- _The task_: Where a record contains an image, leave the image out and print the rest exactly.

- _Web page and app entries_:
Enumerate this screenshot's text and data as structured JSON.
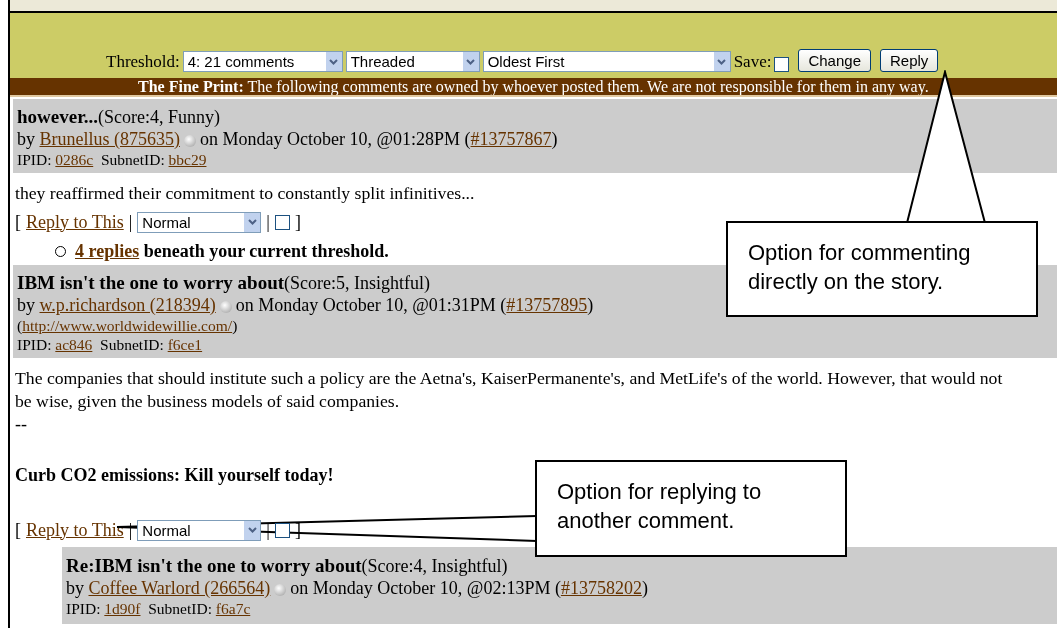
{
  "controls": {
    "threshold_label": "Threshold:",
    "selects": [
      {
        "value": "4: 21 comments"
      },
      {
        "value": "Threaded"
      },
      {
        "value": "Oldest First"
      }
    ],
    "save_label": "Save:",
    "save_checked": false,
    "buttons": [
      "Change",
      "Reply"
    ]
  },
  "fine_print": "**The Fine Print:** The following comments are owned by whoever posted them. We are not responsible for them in any way.",
  "comments": [
    {
      "title": "however...",
      "score": "(Score:4, Funny)",
      "by": "by",
      "author": "Brunellus (875635)",
      "date": "on Monday October 10, @01:28PM",
      "cid_brackets": [
        "(",
        ")"
      ],
      "cid": "#13757867",
      "ipid_label": "IPID:",
      "ipid": "0286c",
      "subnet_label": "SubnetID:",
      "subnet": "bbc29",
      "body": [
        "they reaffirmed their commitment to constantly split infinitives..."
      ],
      "action_marks": [
        "[",
        "|",
        "|",
        "]"
      ],
      "reply_link": "Reply to This",
      "moderation": "Normal",
      "checked": false,
      "replies_link": "4 replies",
      "replies_text": "beneath your current threshold."
    },
    {
      "title": "IBM isn't the one to worry about",
      "score": "(Score:5, Insightful)",
      "by": "by",
      "author": "w.p.richardson (218394)",
      "date": "on Monday October 10, @01:31PM",
      "cid_brackets": [
        "(",
        ")"
      ],
      "cid": "#13757895",
      "homepage_brackets": [
        "(",
        ")"
      ],
      "homepage": "http://www.worldwidewillie.com/",
      "ipid_label": "IPID:",
      "ipid": "ac846",
      "subnet_label": "SubnetID:",
      "subnet": "f6ce1",
      "body": [
        "The companies that should institute such a policy are the Aetna's, KaiserPermanente's, and MetLife's of the world. However, that would not",
        "be wise, given the business models of said companies."
      ],
      "separator": "--",
      "signature": "Curb CO2 emissions: Kill yourself today!",
      "action_marks": [
        "[",
        "|",
        "|",
        "]"
      ],
      "reply_link": "Reply to This",
      "moderation": "Normal",
      "checked": false,
      "children": [
        {
          "title": "Re:IBM isn't the one to worry about",
          "score": "(Score:4, Insightful)",
          "by": "by",
          "author": "Coffee Warlord (266564)",
          "date": "on Monday October 10, @02:13PM",
          "cid_brackets": [
            "(",
            ")"
          ],
          "cid": "#13758202",
          "ipid_label": "IPID:",
          "ipid": "1d90f",
          "subnet_label": "SubnetID:",
          "subnet": "f6a7c"
        }
      ]
    }
  ],
  "callouts": [
    {
      "text": "Option for commenting directly on the story."
    },
    {
      "text": "Option for replying to another comment."
    }
  ]
}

- _Your solution_:
Enumerate this screenshot's text and data as structured JSON.
{
  "controls": {
    "threshold_label": "Threshold:",
    "selects": [
      {
        "value": "4: 21 comments"
      },
      {
        "value": "Threaded"
      },
      {
        "value": "Oldest First"
      }
    ],
    "save_label": "Save:",
    "save_checked": false,
    "buttons": [
      "Change",
      "Reply"
    ]
  },
  "fine_print": "**The Fine Print:** The following comments are owned by whoever posted them. We are not responsible for them in any way.",
  "comments": [
    {
      "title": "however...",
      "score": "(Score:4, Funny)",
      "by": "by",
      "author": "Brunellus (875635)",
      "date": "on Monday October 10, @01:28PM",
      "cid_brackets": [
        "(",
        ")"
      ],
      "cid": "#13757867",
      "ipid_label": "IPID:",
      "ipid": "0286c",
      "subnet_label": "SubnetID:",
      "subnet": "bbc29",
      "body": [
        "they reaffirmed their commitment to constantly split infinitives..."
      ],
      "action_marks": [
        "[",
        "|",
        "|",
        "]"
      ],
      "reply_link": "Reply to This",
      "moderation": "Normal",
      "checked": false,
      "replies_link": "4 replies",
      "replies_text": "beneath your current threshold."
    },
    {
      "title": "IBM isn't the one to worry about",
      "score": "(Score:5, Insightful)",
      "by": "by",
      "author": "w.p.richardson (218394)",
      "date": "on Monday October 10, @01:31PM",
      "cid_brackets": [
        "(",
        ")"
      ],
      "cid": "#13757895",
      "homepage_brackets": [
        "(",
        ")"
      ],
      "homepage": "http://www.worldwidewillie.com/",
      "ipid_label": "IPID:",
      "ipid": "ac846",
      "subnet_label": "SubnetID:",
      "subnet": "f6ce1",
      "body": [
        "The companies that should institute such a policy are the Aetna's, KaiserPermanente's, and MetLife's of the world. However, that would not",
        "be wise, given the business models of said companies."
      ],
      "separator": "--",
      "signature": "Curb CO2 emissions: Kill yourself today!",
      "action_marks": [
        "[",
        "|",
        "|",
        "]"
      ],
      "reply_link": "Reply to This",
      "moderation": "Normal",
      "checked": false,
      "children": [
        {
          "title": "Re:IBM isn't the one to worry about",
          "score": "(Score:4, Insightful)",
          "by": "by",
          "author": "Coffee Warlord (266564)",
          "date": "on Monday October 10, @02:13PM",
          "cid_brackets": [
            "(",
            ")"
          ],
          "cid": "#13758202",
          "ipid_label": "IPID:",
          "ipid": "1d90f",
          "subnet_label": "SubnetID:",
          "subnet": "f6a7c"
        }
      ]
    }
  ],
  "callouts": [
    {
      "text": "Option for commenting directly on the story."
    },
    {
      "text": "Option for replying to another comment."
    }
  ]
}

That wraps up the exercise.